(Element data from apps and pages)
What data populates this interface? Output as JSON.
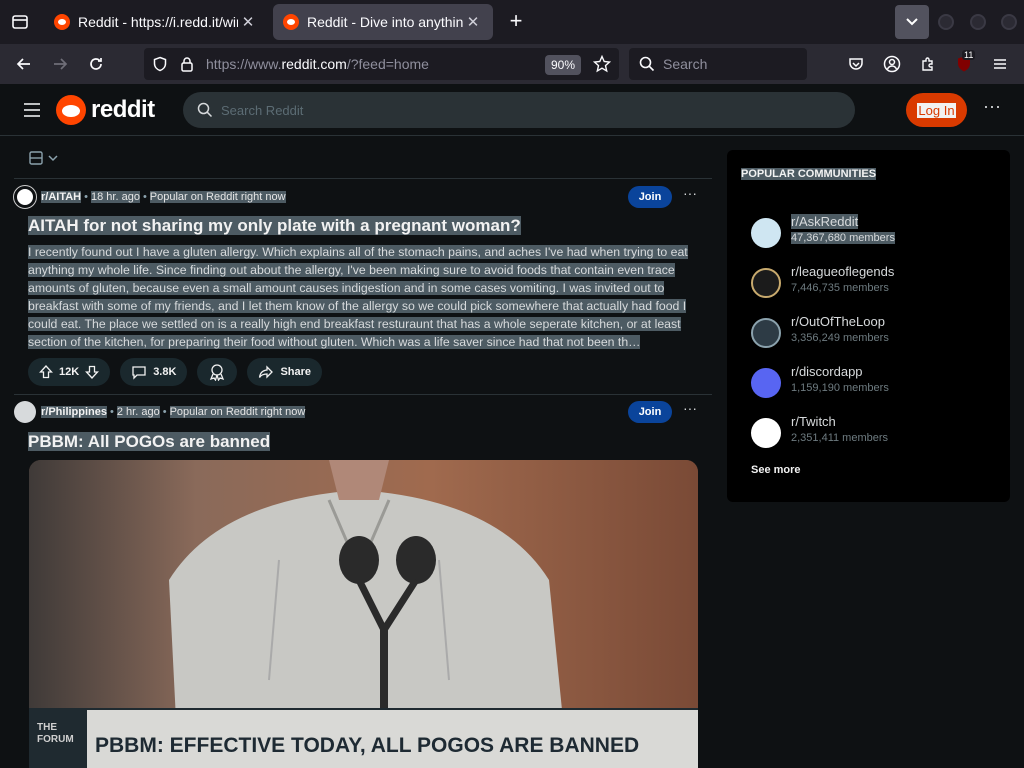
{
  "browser": {
    "tabs": [
      {
        "title": "Reddit - https://i.redd.it/wir",
        "active": false
      },
      {
        "title": "Reddit - Dive into anything",
        "active": true
      }
    ],
    "url_prefix": "https://www.",
    "url_domain": "reddit.com",
    "url_suffix": "/?feed=home",
    "zoom": "90%",
    "search_placeholder": "Search",
    "extension_badge": "11"
  },
  "reddit": {
    "logo_text": "reddit",
    "search_placeholder": "Search Reddit",
    "login_label": "Log In"
  },
  "posts": [
    {
      "subreddit": "r/AITAH",
      "time": "18 hr. ago",
      "context": "Popular on Reddit right now",
      "join_label": "Join",
      "title": "AITAH for not sharing my only plate with a pregnant woman?",
      "body": "I recently found out I have a gluten allergy. Which explains all of the stomach pains, and aches I've had when trying to eat anything my whole life. Since finding out about the allergy, I've been making sure to avoid foods that contain even trace amounts of gluten, because even a small amount causes indigestion and in some cases vomiting. I was invited out to breakfast with some of my friends, and I let them know of the allergy so we could pick somewhere that actually had food I could eat. The place we settled on is a really high end breakfast resturaunt that has a whole seperate kitchen, or at least section of the kitchen, for preparing their food without gluten. Which was a life saver since had that not been th…",
      "votes": "12K",
      "comments": "3.8K",
      "share_label": "Share"
    },
    {
      "subreddit": "r/Philippines",
      "time": "2 hr. ago",
      "context": "Popular on Reddit right now",
      "join_label": "Join",
      "title": "PBBM: All POGOs are banned",
      "image_caption": "PBBM: EFFECTIVE TODAY, ALL POGOS ARE BANNED",
      "image_logo": "THE FORUM"
    }
  ],
  "sidebar": {
    "title": "POPULAR COMMUNITIES",
    "communities": [
      {
        "name": "r/AskReddit",
        "members": "47,367,680 members",
        "color": "#cfe6f2"
      },
      {
        "name": "r/leagueoflegends",
        "members": "7,446,735 members",
        "color": "#c8aa6e"
      },
      {
        "name": "r/OutOfTheLoop",
        "members": "3,356,249 members",
        "color": "#2d3b45"
      },
      {
        "name": "r/discordapp",
        "members": "1,159,190 members",
        "color": "#5865f2"
      },
      {
        "name": "r/Twitch",
        "members": "2,351,411 members",
        "color": "#ffffff"
      }
    ],
    "see_more": "See more"
  }
}
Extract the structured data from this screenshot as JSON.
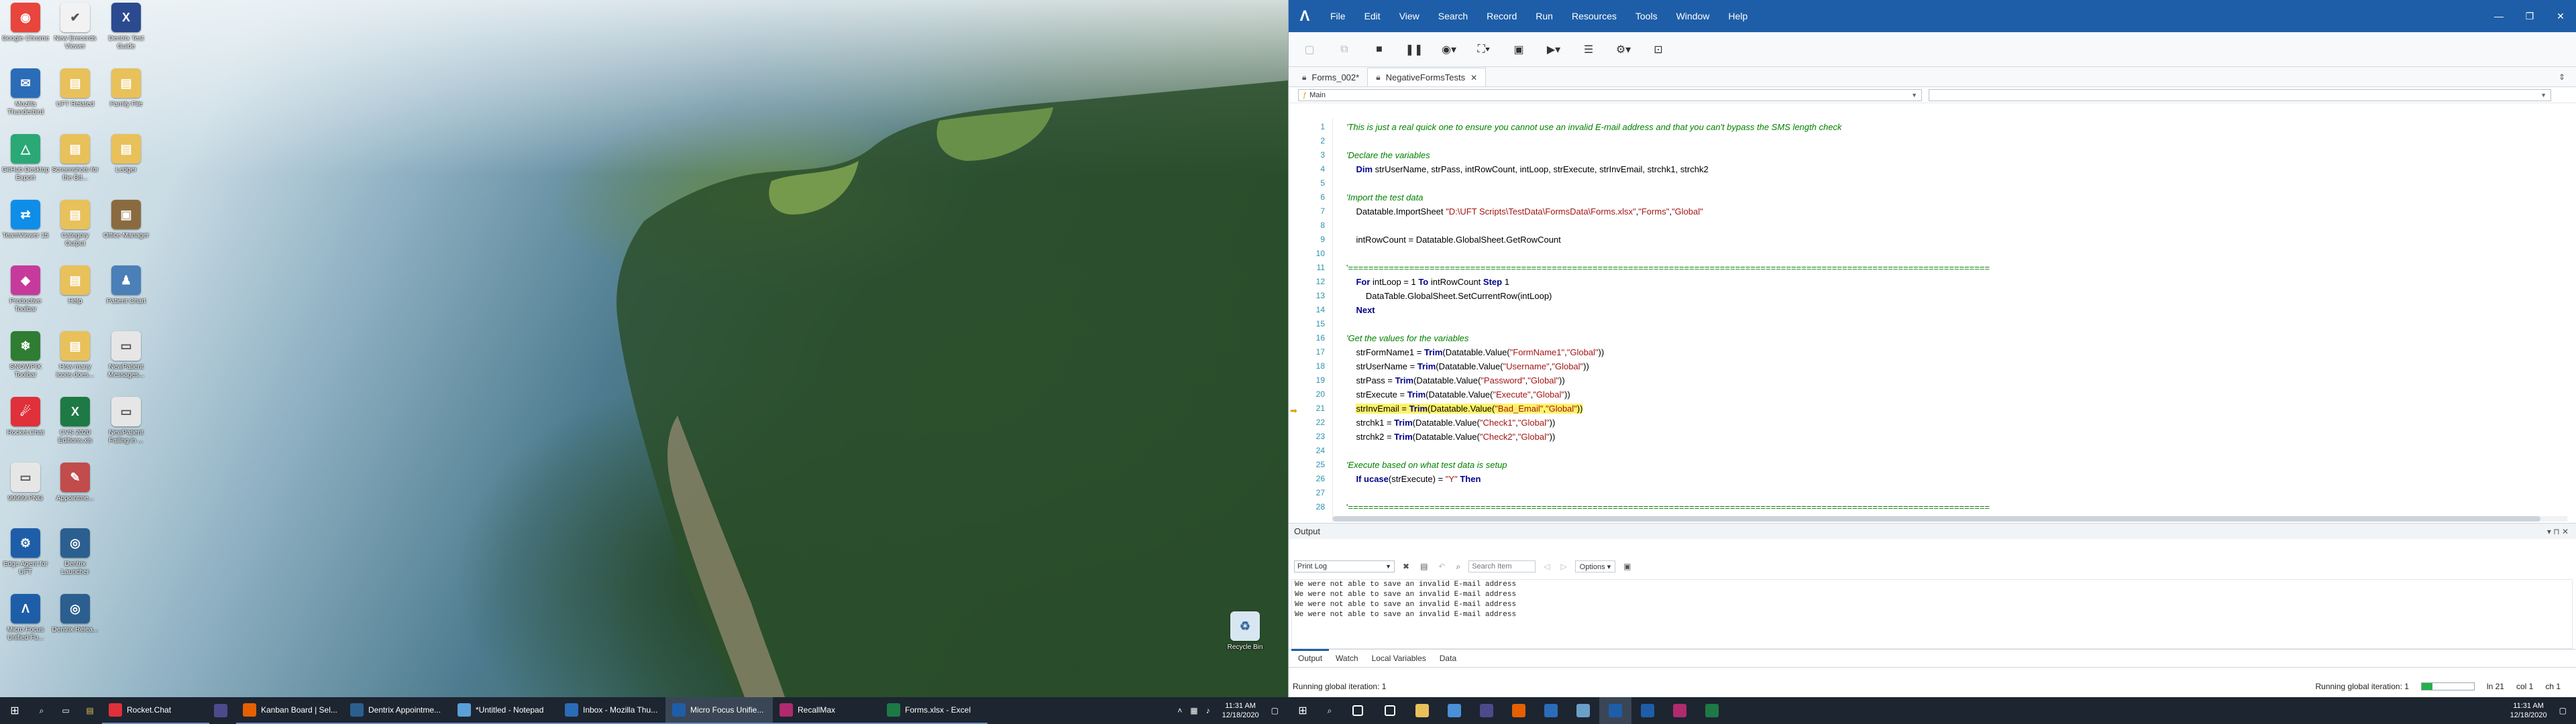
{
  "desktop": {
    "icons_col1": [
      {
        "label": "Google Chrome",
        "color": "#e8453c",
        "glyph": "◉",
        "icon": "chrome-icon"
      },
      {
        "label": "Mozilla Thunderbird",
        "color": "#2b6cb8",
        "glyph": "✉",
        "icon": "thunderbird-icon"
      },
      {
        "label": "GitHub Desktop Export",
        "color": "#2aa876",
        "glyph": "△",
        "icon": "triangle-app-icon"
      },
      {
        "label": "TeamViewer 15",
        "color": "#0e8ee9",
        "glyph": "⇄",
        "icon": "teamviewer-icon"
      },
      {
        "label": "Productive Toolbar",
        "color": "#c63a9b",
        "glyph": "◆",
        "icon": "productive-icon"
      },
      {
        "label": "SNOWPIX Toolbar",
        "color": "#2e7d32",
        "glyph": "❄",
        "icon": "snowpix-icon"
      },
      {
        "label": "Rocket.Chat",
        "color": "#e0303a",
        "glyph": "☄",
        "icon": "rocketchat-icon"
      },
      {
        "label": "99999.PNG",
        "color": "#e6e6e6",
        "glyph": "▭",
        "icon": "png-file-icon"
      },
      {
        "label": "Edge Agent for UFT",
        "color": "#1e5ea8",
        "glyph": "⚙",
        "icon": "edge-agent-icon"
      },
      {
        "label": "Micro Focus Unified Fu...",
        "color": "#1e5ea8",
        "glyph": "Λ",
        "icon": "uft-icon"
      }
    ],
    "icons_col2": [
      {
        "label": "New Erecords Viewer",
        "color": "#f2f2f2",
        "glyph": "✔",
        "icon": "checklist-icon"
      },
      {
        "label": "UFT Related",
        "color": "#e8c15a",
        "glyph": "▤",
        "icon": "folder-icon"
      },
      {
        "label": "Screenshots for the Bd...",
        "color": "#e8c15a",
        "glyph": "▤",
        "icon": "folder-icon"
      },
      {
        "label": "Category Output",
        "color": "#e8c15a",
        "glyph": "▤",
        "icon": "folder-icon"
      },
      {
        "label": "Help",
        "color": "#e8c15a",
        "glyph": "▤",
        "icon": "folder-icon"
      },
      {
        "label": "How many icons does...",
        "color": "#e8c15a",
        "glyph": "▤",
        "icon": "folder-icon"
      },
      {
        "label": "CVS 2020 Editions.xls",
        "color": "#1d7a44",
        "glyph": "X",
        "icon": "excel-file-icon"
      },
      {
        "label": "Appointme...",
        "color": "#c24b4b",
        "glyph": "✎",
        "icon": "appointment-icon"
      },
      {
        "label": "Dentrix Launcher",
        "color": "#2b5f8f",
        "glyph": "◎",
        "icon": "dentrix-launcher-icon"
      },
      {
        "label": "Dentrix Relea...",
        "color": "#2b5f8f",
        "glyph": "◎",
        "icon": "dentrix-release-icon"
      }
    ],
    "icons_col3": [
      {
        "label": "Dentrix Test Guide",
        "color": "#2b4a8f",
        "glyph": "X",
        "icon": "dentrix-x-icon"
      },
      {
        "label": "Family File",
        "color": "#e8c15a",
        "glyph": "▤",
        "icon": "folder-icon"
      },
      {
        "label": "Ledger",
        "color": "#e8c15a",
        "glyph": "▤",
        "icon": "folder-icon"
      },
      {
        "label": "Office Manager",
        "color": "#8a6b3f",
        "glyph": "▣",
        "icon": "office-manager-icon"
      },
      {
        "label": "Patient Chart",
        "color": "#4a7fb8",
        "glyph": "♟",
        "icon": "patient-chart-icon"
      },
      {
        "label": "NewPatient Messages...",
        "color": "#e6e6e6",
        "glyph": "▭",
        "icon": "file-icon"
      },
      {
        "label": "NewPatient Failing in ...",
        "color": "#e6e6e6",
        "glyph": "▭",
        "icon": "file-icon"
      }
    ],
    "recycle_bin": {
      "label": "Recycle Bin",
      "color": "#d8e6f2",
      "glyph": "♻",
      "icon": "recycle-bin-icon"
    }
  },
  "taskbar_left": {
    "start_icon": "windows-start-icon",
    "apps": [
      {
        "label": "Rocket.Chat",
        "color": "#e0303a"
      },
      {
        "label": "",
        "color": "#4d4a8c"
      },
      {
        "label": "Kanban Board | Sel...",
        "color": "#e66000"
      },
      {
        "label": "Dentrix Appointme...",
        "color": "#2b5f8f"
      },
      {
        "label": "*Untitled - Notepad",
        "color": "#5aa0d8"
      },
      {
        "label": "Inbox - Mozilla Thu...",
        "color": "#2b6cb8"
      },
      {
        "label": "Micro Focus Unifie...",
        "color": "#1e5ea8"
      },
      {
        "label": "RecallMax",
        "color": "#b02a6e"
      },
      {
        "label": "Forms.xlsx - Excel",
        "color": "#1d7a44"
      }
    ],
    "clock_time": "11:31 AM",
    "clock_date": "12/18/2020"
  },
  "taskbar_right": {
    "clock_time": "11:31 AM",
    "clock_date": "12/18/2020",
    "pinned_colors": [
      "#ffffff",
      "#ffffff",
      "#e8c15a",
      "#4a8fd8",
      "#4d4a8c",
      "#e66000",
      "#2b6cb8",
      "#6aa0c8",
      "#1e5ea8",
      "#1e5ea8",
      "#b02a6e",
      "#1d7a44"
    ]
  },
  "uft": {
    "menu": [
      "File",
      "Edit",
      "View",
      "Search",
      "Record",
      "Run",
      "Resources",
      "Tools",
      "Window",
      "Help"
    ],
    "tabs": [
      {
        "label": "Forms_002*",
        "active": false
      },
      {
        "label": "NegativeFormsTests",
        "active": true
      }
    ],
    "scope_main": "Main",
    "code_lines": [
      {
        "n": "1",
        "type": "comment",
        "text": "'This is just a real quick one to ensure you cannot use an invalid E-mail address and that you can't bypass the SMS length check"
      },
      {
        "n": "2",
        "type": "blank",
        "text": ""
      },
      {
        "n": "3",
        "type": "comment",
        "text": "'Declare the variables"
      },
      {
        "n": "4",
        "type": "code",
        "text": "    Dim strUserName, strPass, intRowCount, intLoop, strExecute, strInvEmail, strchk1, strchk2"
      },
      {
        "n": "5",
        "type": "blank",
        "text": ""
      },
      {
        "n": "6",
        "type": "comment",
        "text": "'Import the test data"
      },
      {
        "n": "7",
        "type": "code",
        "text": "    Datatable.ImportSheet \"D:\\UFT Scripts\\TestData\\FormsData\\Forms.xlsx\",\"Forms\",\"Global\""
      },
      {
        "n": "8",
        "type": "blank",
        "text": ""
      },
      {
        "n": "9",
        "type": "code",
        "text": "    intRowCount = Datatable.GlobalSheet.GetRowCount"
      },
      {
        "n": "10",
        "type": "blank",
        "text": ""
      },
      {
        "n": "11",
        "type": "sep",
        "text": "'=============================================================================================================================="
      },
      {
        "n": "12",
        "type": "code",
        "text": "    For intLoop = 1 To intRowCount Step 1"
      },
      {
        "n": "13",
        "type": "code",
        "text": "        DataTable.GlobalSheet.SetCurrentRow(intLoop)"
      },
      {
        "n": "14",
        "type": "code",
        "text": "    Next"
      },
      {
        "n": "15",
        "type": "blank",
        "text": ""
      },
      {
        "n": "16",
        "type": "comment",
        "text": "'Get the values for the variables"
      },
      {
        "n": "17",
        "type": "code",
        "text": "    strFormName1 = Trim(Datatable.Value(\"FormName1\",\"Global\"))"
      },
      {
        "n": "18",
        "type": "code",
        "text": "    strUserName = Trim(Datatable.Value(\"Username\",\"Global\"))"
      },
      {
        "n": "19",
        "type": "code",
        "text": "    strPass = Trim(Datatable.Value(\"Password\",\"Global\"))"
      },
      {
        "n": "20",
        "type": "code",
        "text": "    strExecute = Trim(Datatable.Value(\"Execute\",\"Global\"))"
      },
      {
        "n": "21",
        "type": "current",
        "text": "    strInvEmail = Trim(Datatable.Value(\"Bad_Email\",\"Global\"))"
      },
      {
        "n": "22",
        "type": "code",
        "text": "    strchk1 = Trim(Datatable.Value(\"Check1\",\"Global\"))"
      },
      {
        "n": "23",
        "type": "code",
        "text": "    strchk2 = Trim(Datatable.Value(\"Check2\",\"Global\"))"
      },
      {
        "n": "24",
        "type": "blank",
        "text": ""
      },
      {
        "n": "25",
        "type": "comment",
        "text": "'Execute based on what test data is setup"
      },
      {
        "n": "26",
        "type": "code",
        "text": "    If ucase(strExecute) = \"Y\" Then"
      },
      {
        "n": "27",
        "type": "blank",
        "text": ""
      },
      {
        "n": "28",
        "type": "sep",
        "text": "'=============================================================================================================================="
      }
    ],
    "output": {
      "pane_title": "Output",
      "filter": "Print Log",
      "search_placeholder": "Search Item",
      "options_label": "Options",
      "lines": [
        "We were not able to save an invalid E-mail address",
        "We were not able to save an invalid E-mail address",
        "We were not able to save an invalid E-mail address",
        "We were not able to save an invalid E-mail address"
      ]
    },
    "bottom_tabs": [
      "Output",
      "Watch",
      "Local Variables",
      "Data"
    ],
    "status": {
      "left": "Running global iteration: 1",
      "right": "Running global iteration: 1",
      "progress": 0.2,
      "ln": "ln 21",
      "col": "col 1",
      "ch": "ch 1"
    }
  }
}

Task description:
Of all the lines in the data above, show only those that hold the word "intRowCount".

Problem solution:
        "text": "    Dim strUserName, strPass, intRowCount, intLoop, strExecute, strInvEmail, strchk1, strchk2"
        "text": "    intRowCount = Datatable.GlobalSheet.GetRowCount"
        "text": "    For intLoop = 1 To intRowCount Step 1"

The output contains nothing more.